Exercise:
An exact copy of the data below is needed; please leave out any pictures.
-- Supplied records follows --
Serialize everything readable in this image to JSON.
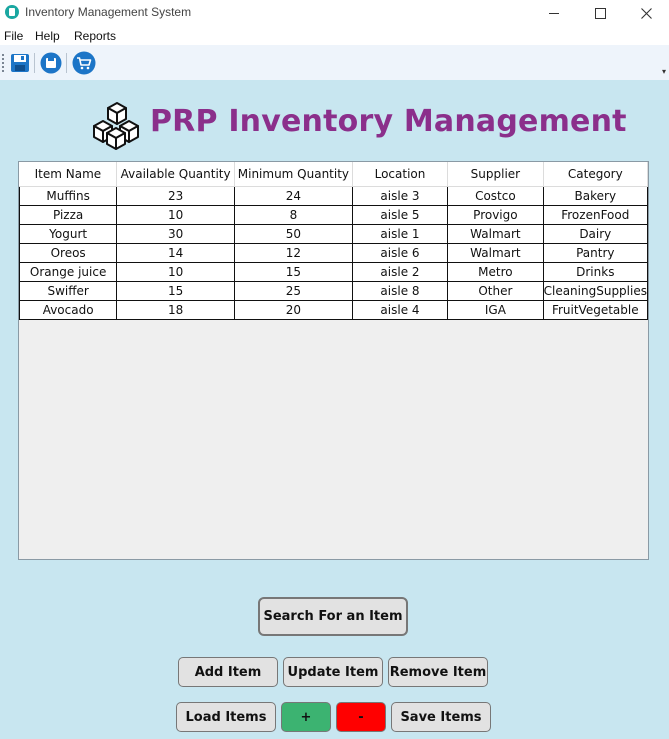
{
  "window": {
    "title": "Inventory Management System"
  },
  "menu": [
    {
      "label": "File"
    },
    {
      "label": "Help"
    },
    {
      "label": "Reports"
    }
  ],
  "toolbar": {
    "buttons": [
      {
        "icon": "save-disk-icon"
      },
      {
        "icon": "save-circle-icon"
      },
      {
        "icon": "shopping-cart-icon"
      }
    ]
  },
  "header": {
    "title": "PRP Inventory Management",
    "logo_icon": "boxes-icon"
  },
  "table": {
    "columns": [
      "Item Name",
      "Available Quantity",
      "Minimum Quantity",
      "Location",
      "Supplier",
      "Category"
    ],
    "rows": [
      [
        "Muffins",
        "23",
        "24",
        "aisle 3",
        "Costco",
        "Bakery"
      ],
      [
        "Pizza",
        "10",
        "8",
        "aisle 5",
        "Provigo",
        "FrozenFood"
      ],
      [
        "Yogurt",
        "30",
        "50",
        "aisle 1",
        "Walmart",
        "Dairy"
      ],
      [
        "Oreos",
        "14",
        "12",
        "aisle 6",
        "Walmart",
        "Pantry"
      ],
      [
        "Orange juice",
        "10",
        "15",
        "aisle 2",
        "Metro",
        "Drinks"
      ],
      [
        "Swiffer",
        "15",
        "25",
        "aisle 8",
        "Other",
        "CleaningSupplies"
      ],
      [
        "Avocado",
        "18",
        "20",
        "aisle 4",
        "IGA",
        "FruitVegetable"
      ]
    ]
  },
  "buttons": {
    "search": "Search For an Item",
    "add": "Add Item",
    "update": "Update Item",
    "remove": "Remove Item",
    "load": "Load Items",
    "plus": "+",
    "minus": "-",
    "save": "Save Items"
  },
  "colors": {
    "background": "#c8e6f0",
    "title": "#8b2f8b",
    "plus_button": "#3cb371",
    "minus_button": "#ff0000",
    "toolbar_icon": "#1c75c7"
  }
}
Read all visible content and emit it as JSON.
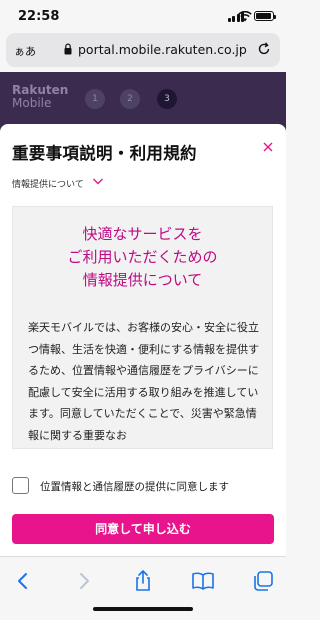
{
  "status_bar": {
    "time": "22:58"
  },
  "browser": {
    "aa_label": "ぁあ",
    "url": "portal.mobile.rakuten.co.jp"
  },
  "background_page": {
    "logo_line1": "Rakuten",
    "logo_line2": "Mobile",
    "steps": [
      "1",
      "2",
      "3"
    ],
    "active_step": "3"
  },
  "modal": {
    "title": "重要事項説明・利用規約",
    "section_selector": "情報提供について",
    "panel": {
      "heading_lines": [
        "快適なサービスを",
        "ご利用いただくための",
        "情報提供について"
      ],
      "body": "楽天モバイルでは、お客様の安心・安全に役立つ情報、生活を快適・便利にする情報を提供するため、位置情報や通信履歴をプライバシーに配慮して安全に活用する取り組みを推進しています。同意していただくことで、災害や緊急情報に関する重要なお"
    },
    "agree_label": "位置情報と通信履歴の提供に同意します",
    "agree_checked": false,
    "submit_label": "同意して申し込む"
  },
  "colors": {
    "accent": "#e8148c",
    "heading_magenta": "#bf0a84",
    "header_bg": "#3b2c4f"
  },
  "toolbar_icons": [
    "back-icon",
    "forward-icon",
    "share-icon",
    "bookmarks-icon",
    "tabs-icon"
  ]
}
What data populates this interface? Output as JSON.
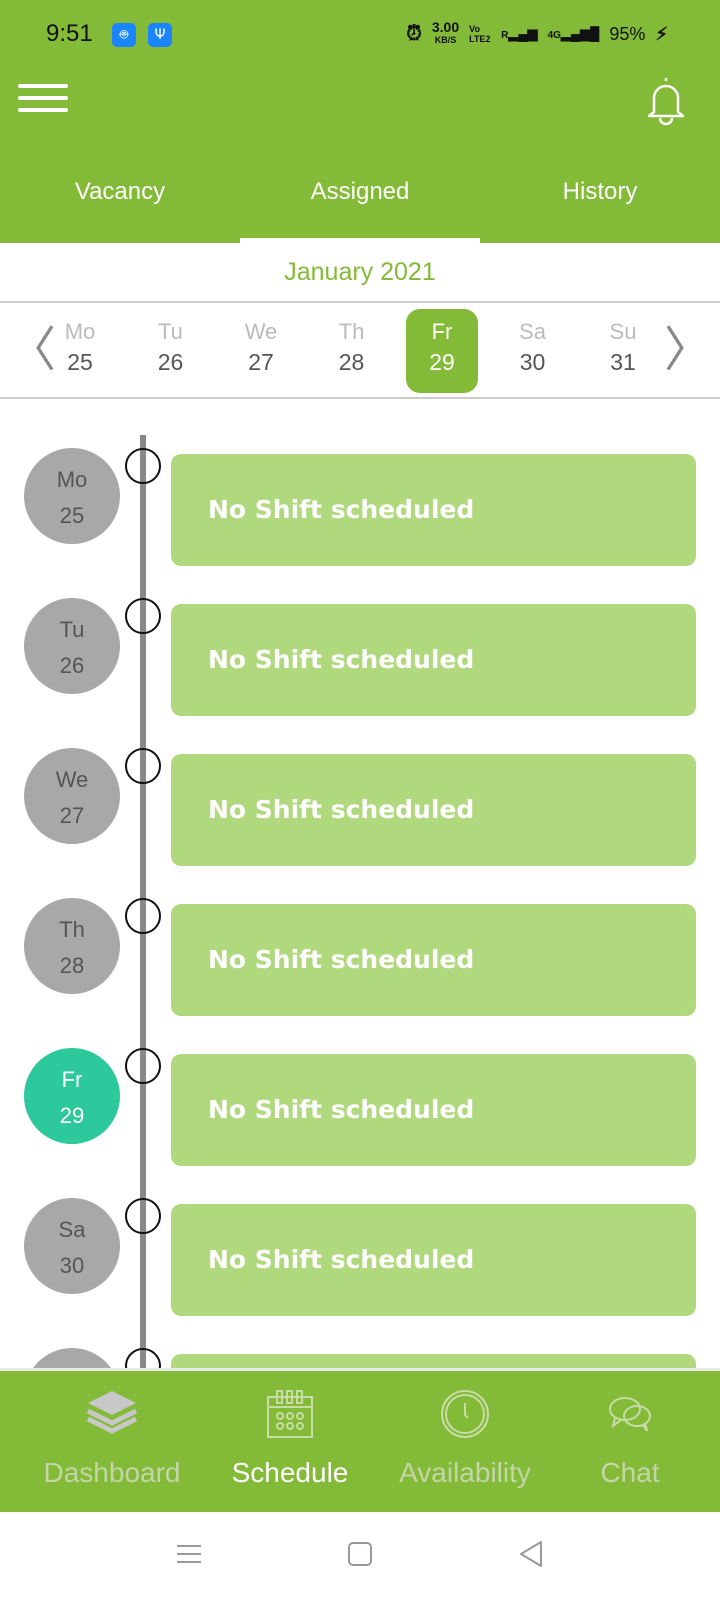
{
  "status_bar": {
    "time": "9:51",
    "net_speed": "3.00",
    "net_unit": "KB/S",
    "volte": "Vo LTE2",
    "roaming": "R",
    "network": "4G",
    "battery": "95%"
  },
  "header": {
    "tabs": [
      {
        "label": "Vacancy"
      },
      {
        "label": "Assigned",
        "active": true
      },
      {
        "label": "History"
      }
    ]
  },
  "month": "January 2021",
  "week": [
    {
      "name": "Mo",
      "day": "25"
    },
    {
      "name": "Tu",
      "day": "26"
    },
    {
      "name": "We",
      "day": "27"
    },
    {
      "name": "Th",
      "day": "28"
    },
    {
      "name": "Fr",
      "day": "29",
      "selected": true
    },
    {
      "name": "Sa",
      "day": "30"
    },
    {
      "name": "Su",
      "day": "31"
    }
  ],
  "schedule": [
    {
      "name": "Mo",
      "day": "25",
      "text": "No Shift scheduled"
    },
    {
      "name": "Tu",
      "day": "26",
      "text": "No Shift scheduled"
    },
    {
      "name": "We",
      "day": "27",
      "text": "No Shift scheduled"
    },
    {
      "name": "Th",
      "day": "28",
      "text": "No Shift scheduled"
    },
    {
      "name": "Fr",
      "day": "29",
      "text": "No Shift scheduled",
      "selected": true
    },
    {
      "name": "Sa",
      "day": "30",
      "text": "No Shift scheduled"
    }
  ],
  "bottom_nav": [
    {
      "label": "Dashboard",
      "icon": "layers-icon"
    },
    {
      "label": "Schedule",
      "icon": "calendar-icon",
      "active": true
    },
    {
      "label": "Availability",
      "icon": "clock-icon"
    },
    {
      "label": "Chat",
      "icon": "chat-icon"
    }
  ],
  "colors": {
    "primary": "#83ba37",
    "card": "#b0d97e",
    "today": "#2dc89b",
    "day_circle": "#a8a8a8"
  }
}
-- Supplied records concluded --
Finished task:
Serialize everything readable in this image to JSON.
{
  "window": {
    "title": "Inventory Management System"
  },
  "menu": [
    {
      "label": "File"
    },
    {
      "label": "Help"
    },
    {
      "label": "Reports"
    }
  ],
  "toolbar": {
    "buttons": [
      {
        "icon": "save-disk-icon"
      },
      {
        "icon": "save-circle-icon"
      },
      {
        "icon": "shopping-cart-icon"
      }
    ]
  },
  "header": {
    "title": "PRP Inventory Management",
    "logo_icon": "boxes-icon"
  },
  "table": {
    "columns": [
      "Item Name",
      "Available Quantity",
      "Minimum Quantity",
      "Location",
      "Supplier",
      "Category"
    ],
    "rows": [
      [
        "Muffins",
        "23",
        "24",
        "aisle 3",
        "Costco",
        "Bakery"
      ],
      [
        "Pizza",
        "10",
        "8",
        "aisle 5",
        "Provigo",
        "FrozenFood"
      ],
      [
        "Yogurt",
        "30",
        "50",
        "aisle 1",
        "Walmart",
        "Dairy"
      ],
      [
        "Oreos",
        "14",
        "12",
        "aisle 6",
        "Walmart",
        "Pantry"
      ],
      [
        "Orange juice",
        "10",
        "15",
        "aisle 2",
        "Metro",
        "Drinks"
      ],
      [
        "Swiffer",
        "15",
        "25",
        "aisle 8",
        "Other",
        "CleaningSupplies"
      ],
      [
        "Avocado",
        "18",
        "20",
        "aisle 4",
        "IGA",
        "FruitVegetable"
      ]
    ]
  },
  "buttons": {
    "search": "Search For an Item",
    "add": "Add Item",
    "update": "Update Item",
    "remove": "Remove Item",
    "load": "Load Items",
    "plus": "+",
    "minus": "-",
    "save": "Save Items"
  },
  "colors": {
    "background": "#c8e6f0",
    "title": "#8b2f8b",
    "plus_button": "#3cb371",
    "minus_button": "#ff0000",
    "toolbar_icon": "#1c75c7"
  }
}
Read all visible content and emit it as JSON.
{
  "status_bar": {
    "time": "22:58"
  },
  "browser": {
    "aa_label": "ぁあ",
    "url": "portal.mobile.rakuten.co.jp"
  },
  "background_page": {
    "logo_line1": "Rakuten",
    "logo_line2": "Mobile",
    "steps": [
      "1",
      "2",
      "3"
    ],
    "active_step": "3"
  },
  "modal": {
    "title": "重要事項説明・利用規約",
    "section_selector": "情報提供について",
    "panel": {
      "heading_lines": [
        "快適なサービスを",
        "ご利用いただくための",
        "情報提供について"
      ],
      "body": "楽天モバイルでは、お客様の安心・安全に役立つ情報、生活を快適・便利にする情報を提供するため、位置情報や通信履歴をプライバシーに配慮して安全に活用する取り組みを推進しています。同意していただくことで、災害や緊急情報に関する重要なお"
    },
    "agree_label": "位置情報と通信履歴の提供に同意します",
    "agree_checked": false,
    "submit_label": "同意して申し込む"
  },
  "colors": {
    "accent": "#e8148c",
    "heading_magenta": "#bf0a84",
    "header_bg": "#3b2c4f"
  },
  "toolbar_icons": [
    "back-icon",
    "forward-icon",
    "share-icon",
    "bookmarks-icon",
    "tabs-icon"
  ]
}
What data populates this interface? Output as JSON.
{
  "status_bar": {
    "time": "9:51",
    "net_speed": "3.00",
    "net_unit": "KB/S",
    "volte": "Vo LTE2",
    "roaming": "R",
    "network": "4G",
    "battery": "95%"
  },
  "header": {
    "tabs": [
      {
        "label": "Vacancy"
      },
      {
        "label": "Assigned",
        "active": true
      },
      {
        "label": "History"
      }
    ]
  },
  "month": "January 2021",
  "week": [
    {
      "name": "Mo",
      "day": "25"
    },
    {
      "name": "Tu",
      "day": "26"
    },
    {
      "name": "We",
      "day": "27"
    },
    {
      "name": "Th",
      "day": "28"
    },
    {
      "name": "Fr",
      "day": "29",
      "selected": true
    },
    {
      "name": "Sa",
      "day": "30"
    },
    {
      "name": "Su",
      "day": "31"
    }
  ],
  "schedule": [
    {
      "name": "Mo",
      "day": "25",
      "text": "No Shift scheduled"
    },
    {
      "name": "Tu",
      "day": "26",
      "text": "No Shift scheduled"
    },
    {
      "name": "We",
      "day": "27",
      "text": "No Shift scheduled"
    },
    {
      "name": "Th",
      "day": "28",
      "text": "No Shift scheduled"
    },
    {
      "name": "Fr",
      "day": "29",
      "text": "No Shift scheduled",
      "selected": true
    },
    {
      "name": "Sa",
      "day": "30",
      "text": "No Shift scheduled"
    }
  ],
  "bottom_nav": [
    {
      "label": "Dashboard",
      "icon": "layers-icon"
    },
    {
      "label": "Schedule",
      "icon": "calendar-icon",
      "active": true
    },
    {
      "label": "Availability",
      "icon": "clock-icon"
    },
    {
      "label": "Chat",
      "icon": "chat-icon"
    }
  ],
  "colors": {
    "primary": "#83ba37",
    "card": "#b0d97e",
    "today": "#2dc89b",
    "day_circle": "#a8a8a8"
  }
}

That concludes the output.